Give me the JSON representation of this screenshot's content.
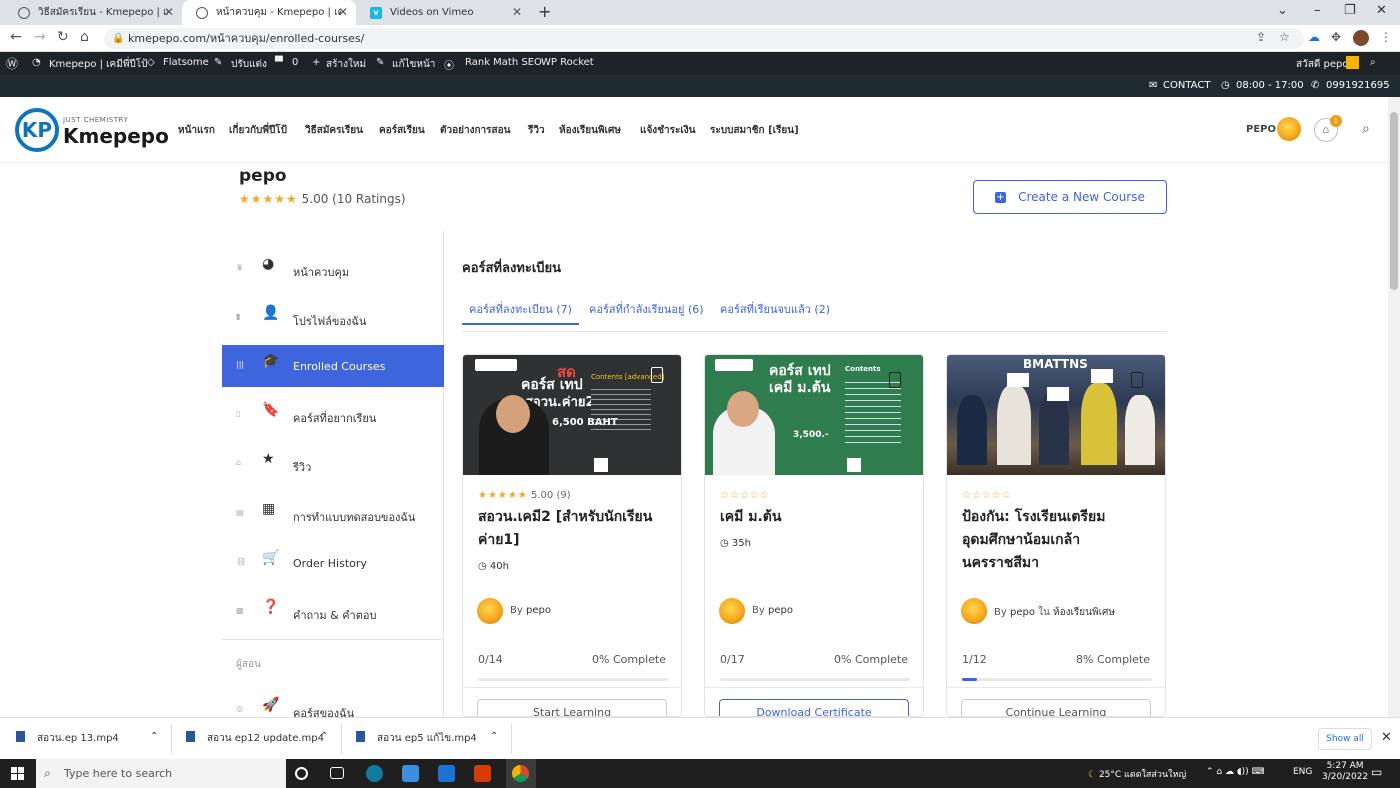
{
  "browser": {
    "tabs": [
      {
        "title": "วิธีสมัครเรียน - Kmepepo | เคมีพี่ปีโป้",
        "icon": "globe-icon"
      },
      {
        "title": "หน้าควบคุม - Kmepepo | เคมีพี่ปีโป้",
        "icon": "globe-icon"
      },
      {
        "title": "Videos on Vimeo",
        "icon": "vimeo-icon"
      }
    ],
    "url": "kmepepo.com/หน้าควบคุม/enrolled-courses/"
  },
  "wp_admin": {
    "site": "Kmepepo | เคมีพี่ปีโป้",
    "theme": "Flatsome",
    "customize": "ปรับแต่ง",
    "comments": "0",
    "new": "สร้างใหม่",
    "edit": "แก้ไขหน้า",
    "seo": "Rank Math SEO",
    "rocket": "WP Rocket",
    "greeting": "สวัสดี pepo"
  },
  "topbar": {
    "contact": "CONTACT",
    "hours": "08:00 - 17:00",
    "phone": "0991921695"
  },
  "header": {
    "logo_tag": "JUST CHEMISTRY",
    "logo_name": "Kmepepo",
    "menu": [
      "หน้าแรก",
      "เกี่ยวกับพี่ปีโป้",
      "วิธีสมัครเรียน",
      "คอร์สเรียน",
      "ตัวอย่างการสอน",
      "รีวิว",
      "ห้องเรียนพิเศษ",
      "แจ้งชำระเงิน",
      "ระบบสมาชิก [เรียน]"
    ],
    "user": "PEPO",
    "cart_count": "1"
  },
  "profile": {
    "name": "pepo",
    "stars": "★★★★★",
    "rating": "5.00 (10 Ratings)",
    "create_button": "Create a New Course"
  },
  "sidebar": {
    "items": [
      {
        "label": "หน้าควบคุม",
        "icon": "dashboard-icon"
      },
      {
        "label": "โปรไฟล์ของฉัน",
        "icon": "user-icon"
      },
      {
        "label": "Enrolled Courses",
        "icon": "graduation-cap-icon"
      },
      {
        "label": "คอร์สที่อยากเรียน",
        "icon": "bookmark-icon"
      },
      {
        "label": "รีวิว",
        "icon": "star-icon"
      },
      {
        "label": "การทำแบบทดสอบของฉัน",
        "icon": "quiz-icon"
      },
      {
        "label": "Order History",
        "icon": "cart-icon"
      },
      {
        "label": "คำถาม & คำตอบ",
        "icon": "question-icon"
      },
      {
        "label": "คอร์สของฉัน",
        "icon": "rocket-icon"
      }
    ],
    "section_instructor": "ผู้สอน"
  },
  "main": {
    "title": "คอร์สที่ลงทะเบียน",
    "tabs": [
      "คอร์สที่ลงทะเบียน (7)",
      "คอร์สที่กำลังเรียนอยู่ (6)",
      "คอร์สที่เรียนจบแล้ว (2)"
    ],
    "courses": [
      {
        "stars": "★★★★★",
        "rating": "5.00 (9)",
        "title": "สอวน.เคมี2 [สำหรับนักเรียนค่าย1]",
        "duration": "40h",
        "by": "By",
        "author": "pepo",
        "category": "",
        "progress": "0/14",
        "complete": "0% Complete",
        "complete_fraction": 0,
        "button": "Start Learning",
        "thumb": {
          "line1": "สด",
          "line2": "คอร์ส เทป",
          "line3": "สอวน.ค่าย2",
          "contents": "Contents [advanced]",
          "price": "6,500 BAHT"
        }
      },
      {
        "stars": "☆☆☆☆☆",
        "rating": "",
        "title": "เคมี ม.ต้น",
        "duration": "35h",
        "by": "By",
        "author": "pepo",
        "category": "",
        "progress": "0/17",
        "complete": "0% Complete",
        "complete_fraction": 0,
        "button": "Download Certificate",
        "thumb": {
          "line1": "คอร์ส เทป",
          "line2": "เคมี ม.ต้น",
          "contents": "Contents",
          "price": "3,500.-"
        }
      },
      {
        "stars": "☆☆☆☆☆",
        "rating": "",
        "title": "ป้องกัน: โรงเรียนเตรียมอุดมศึกษาน้อมเกล้า นครราชสีมา",
        "duration": "",
        "by": "By",
        "author": "pepo",
        "in": "ใน",
        "category": "ห้องเรียนพิเศษ",
        "progress": "1/12",
        "complete": "8% Complete",
        "complete_fraction": 0.08,
        "button": "Continue Learning",
        "thumb": {
          "line1": "BMATTNS"
        }
      }
    ]
  },
  "downloads": {
    "files": [
      "สอวน.ep 13.mp4",
      "สอวน ep12 update.mp4",
      "สอวน ep5 แก้ไข.mp4"
    ],
    "show_all": "Show all"
  },
  "taskbar": {
    "search_placeholder": "Type here to search",
    "weather": "25°C แดดใสส่วนใหญ่",
    "lang": "ENG",
    "time": "5:27 AM",
    "date": "3/20/2022"
  },
  "colors": {
    "accent": "#3e64de",
    "star": "#f5a623",
    "wp_bar": "#1d2327",
    "contact_bar": "#1f2b33"
  }
}
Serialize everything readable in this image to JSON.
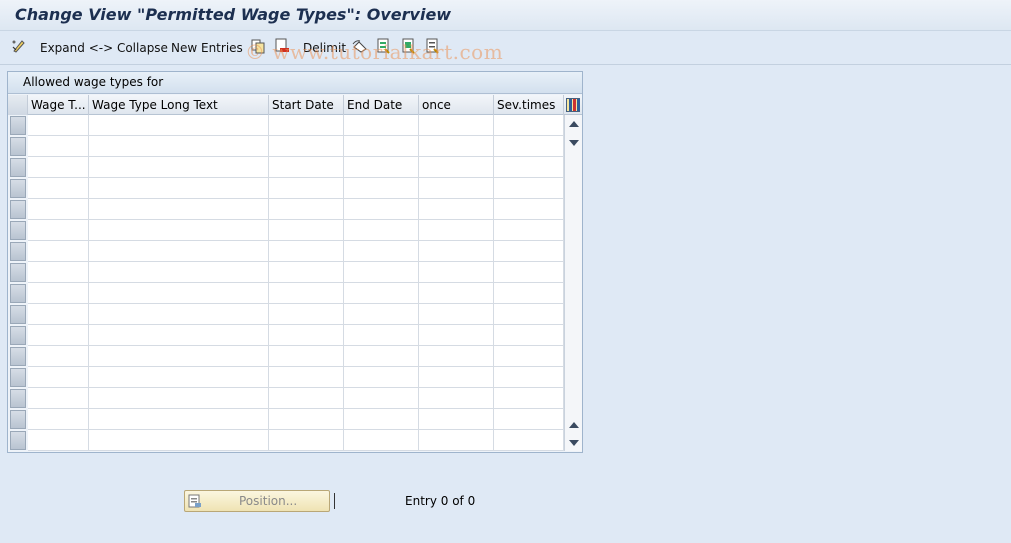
{
  "window": {
    "title": "Change View \"Permitted Wage Types\": Overview"
  },
  "toolbar": {
    "expand_collapse": "Expand <-> Collapse",
    "new_entries": "New Entries",
    "delimit": "Delimit"
  },
  "watermark": "© www.tutorialkart.com",
  "table": {
    "caption": "Allowed wage types for",
    "columns": [
      "Wage T...",
      "Wage Type Long Text",
      "Start Date",
      "End Date",
      "once",
      "Sev.times"
    ],
    "row_count": 16
  },
  "footer": {
    "position_button": "Position...",
    "entry_status": "Entry 0 of 0"
  },
  "colors": {
    "background": "#dfe9f5",
    "title": "#1c2f50",
    "watermark": "#eb965a"
  }
}
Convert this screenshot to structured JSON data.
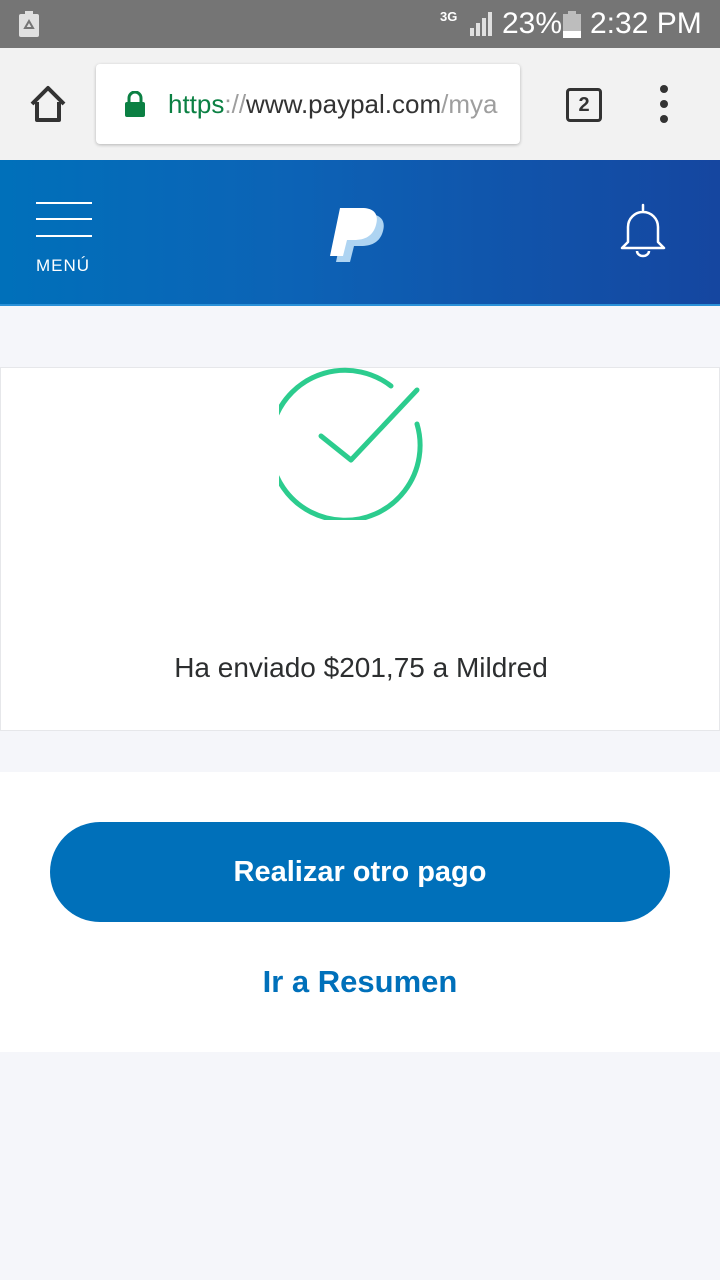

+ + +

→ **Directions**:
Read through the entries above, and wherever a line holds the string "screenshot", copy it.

→ **Answer for the task**:
Give me the JSON representation of this screenshot's content.
Convert this screenshot to structured JSON data.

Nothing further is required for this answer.